Other animal lovers are dismayed by the number of dogs and cats abandoned to shelters. "Adopt Don't Shop" is the mantra for choosing rescues over purebreds. To many, creating clones is even worse when so many animals need a loving home.

Some people are offended at the cost, as if spending $50,000 on a clone is morally worse than spending the same amount on a luxury car, diamond ring or other personal indulgence.

But the real unease seems to come from the question of cloning itself. As the technology is perfected, the possibility of human cloning becomes more real - something deeply unsettling to many, especially those who consider themselves religious (in the same Gallup poll, only 16 percent approved of human cloning.) Cloning is a recurring theme in science-fiction thrillers like "Never Let Me Go," in which clones are raised for organ harvesting, and "The Secret," the story of a teenage girl who is horrified to discover she's her mother's clone.

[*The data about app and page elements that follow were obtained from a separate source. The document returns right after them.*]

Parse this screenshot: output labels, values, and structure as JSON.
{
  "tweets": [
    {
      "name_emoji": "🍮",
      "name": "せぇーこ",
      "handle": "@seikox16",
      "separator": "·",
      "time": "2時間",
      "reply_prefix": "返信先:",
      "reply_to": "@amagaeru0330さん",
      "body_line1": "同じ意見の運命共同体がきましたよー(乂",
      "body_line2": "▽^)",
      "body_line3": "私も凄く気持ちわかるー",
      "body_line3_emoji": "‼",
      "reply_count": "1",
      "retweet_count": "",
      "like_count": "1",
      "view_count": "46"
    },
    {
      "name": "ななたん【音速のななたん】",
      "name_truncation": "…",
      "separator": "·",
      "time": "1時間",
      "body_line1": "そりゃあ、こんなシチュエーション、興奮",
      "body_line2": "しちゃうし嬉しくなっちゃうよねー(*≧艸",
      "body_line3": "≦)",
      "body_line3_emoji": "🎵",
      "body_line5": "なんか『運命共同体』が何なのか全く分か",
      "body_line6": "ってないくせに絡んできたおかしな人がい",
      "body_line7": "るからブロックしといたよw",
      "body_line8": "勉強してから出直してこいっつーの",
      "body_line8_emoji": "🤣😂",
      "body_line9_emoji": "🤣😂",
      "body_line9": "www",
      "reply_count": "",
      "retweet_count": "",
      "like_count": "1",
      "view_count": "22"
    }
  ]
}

If a grieving pet owner can clone a dog, is it a big leap to grief-stricken parents trying to clone a dying child?

Brancato, who adopted two more cats after Fifi died, absolutely believes she will be united with her pets in heaven and "we'll be together forever and ever and ever." So she doesn't think she would have cloned her, even if the option had been available.

"I would have gotten some of her DNA but I wouldn't have gotten a real, genuine Fifi," she says. That being said, she's not opposed to the procedure: "I'm all for it if it makes you happy. But I think we're all individuals, even our animals, and personally I wouldn't have done it."

- - -

It was love at second sight: In 2006, a man walked into a New York police station with an abandoned little dog - half Lhasa Apso, half Shih Tzu - and the policeman on desk duty called animal control.

But then, a fateful change of heart: He was about to step into his car when he stopped, went back in, and brought her home. "It was the way she looked at me," he says. "It's almost like she knew I rescued her."

He named her Princess. He had pets all his life, but this dog was something special. "Priceless," he says.

Eleven years later as she was dying of cancer, he decided to preserve her DNA. He researched the topic, spoke to other pet owners and even flew down to see ViaGen's facility in Texas.

On the first anniversary of Princess's death, he decided to clone using money he carefully saved over the years. He didn't tell his family (and spoke to The Post on the condition of anonymity) because he assumed they would be critical of spending that much money to clone a pet.

Now he has two 8-month-old puppies: Ariel and Jasmine, named after Disney princesses. They are, he says, just like his Princess. And 100 percent worth it.

“I did it for love,” he says. “I have an older car. And part of my angel back.”